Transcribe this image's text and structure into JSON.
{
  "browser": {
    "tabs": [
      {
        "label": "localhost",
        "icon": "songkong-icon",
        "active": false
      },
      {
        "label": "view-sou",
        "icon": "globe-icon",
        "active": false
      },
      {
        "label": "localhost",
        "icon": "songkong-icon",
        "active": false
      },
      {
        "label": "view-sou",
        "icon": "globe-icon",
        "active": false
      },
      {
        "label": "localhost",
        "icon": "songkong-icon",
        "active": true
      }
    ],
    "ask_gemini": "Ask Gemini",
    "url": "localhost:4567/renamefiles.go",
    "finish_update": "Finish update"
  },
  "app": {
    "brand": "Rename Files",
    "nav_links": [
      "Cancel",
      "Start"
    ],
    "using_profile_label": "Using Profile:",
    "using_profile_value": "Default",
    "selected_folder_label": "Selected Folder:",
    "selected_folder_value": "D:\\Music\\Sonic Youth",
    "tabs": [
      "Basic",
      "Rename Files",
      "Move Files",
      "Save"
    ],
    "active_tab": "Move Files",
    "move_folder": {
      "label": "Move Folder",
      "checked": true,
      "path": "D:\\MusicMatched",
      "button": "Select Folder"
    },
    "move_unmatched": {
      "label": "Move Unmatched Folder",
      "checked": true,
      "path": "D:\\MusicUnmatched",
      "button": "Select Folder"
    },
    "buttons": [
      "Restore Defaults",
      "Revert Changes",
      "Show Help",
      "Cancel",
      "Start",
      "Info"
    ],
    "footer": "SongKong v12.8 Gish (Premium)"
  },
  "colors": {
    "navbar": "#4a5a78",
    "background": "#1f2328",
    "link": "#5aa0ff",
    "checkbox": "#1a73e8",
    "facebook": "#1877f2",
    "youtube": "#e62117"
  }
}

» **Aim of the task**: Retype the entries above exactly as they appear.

» **The completed task**:
Transcribe this image's text and structure into JSON.
{
  "browser": {
    "tabs": [
      {
        "label": "localhost",
        "icon": "songkong-icon",
        "active": false
      },
      {
        "label": "view-sou",
        "icon": "globe-icon",
        "active": false
      },
      {
        "label": "localhost",
        "icon": "songkong-icon",
        "active": false
      },
      {
        "label": "view-sou",
        "icon": "globe-icon",
        "active": false
      },
      {
        "label": "localhost",
        "icon": "songkong-icon",
        "active": true
      }
    ],
    "ask_gemini": "Ask Gemini",
    "url": "localhost:4567/renamefiles.go",
    "finish_update": "Finish update"
  },
  "app": {
    "brand": "Rename Files",
    "nav_links": [
      "Cancel",
      "Start"
    ],
    "using_profile_label": "Using Profile:",
    "using_profile_value": "Default",
    "selected_folder_label": "Selected Folder:",
    "selected_folder_value": "D:\\Music\\Sonic Youth",
    "tabs": [
      "Basic",
      "Rename Files",
      "Move Files",
      "Save"
    ],
    "active_tab": "Move Files",
    "move_folder": {
      "label": "Move Folder",
      "checked": true,
      "path": "D:\\MusicMatched",
      "button": "Select Folder"
    },
    "move_unmatched": {
      "label": "Move Unmatched Folder",
      "checked": true,
      "path": "D:\\MusicUnmatched",
      "button": "Select Folder"
    },
    "buttons": [
      "Restore Defaults",
      "Revert Changes",
      "Show Help",
      "Cancel",
      "Start",
      "Info"
    ],
    "footer": "SongKong v12.8 Gish (Premium)"
  },
  "colors": {
    "navbar": "#4a5a78",
    "background": "#1f2328",
    "link": "#5aa0ff",
    "checkbox": "#1a73e8",
    "facebook": "#1877f2",
    "youtube": "#e62117"
  }
}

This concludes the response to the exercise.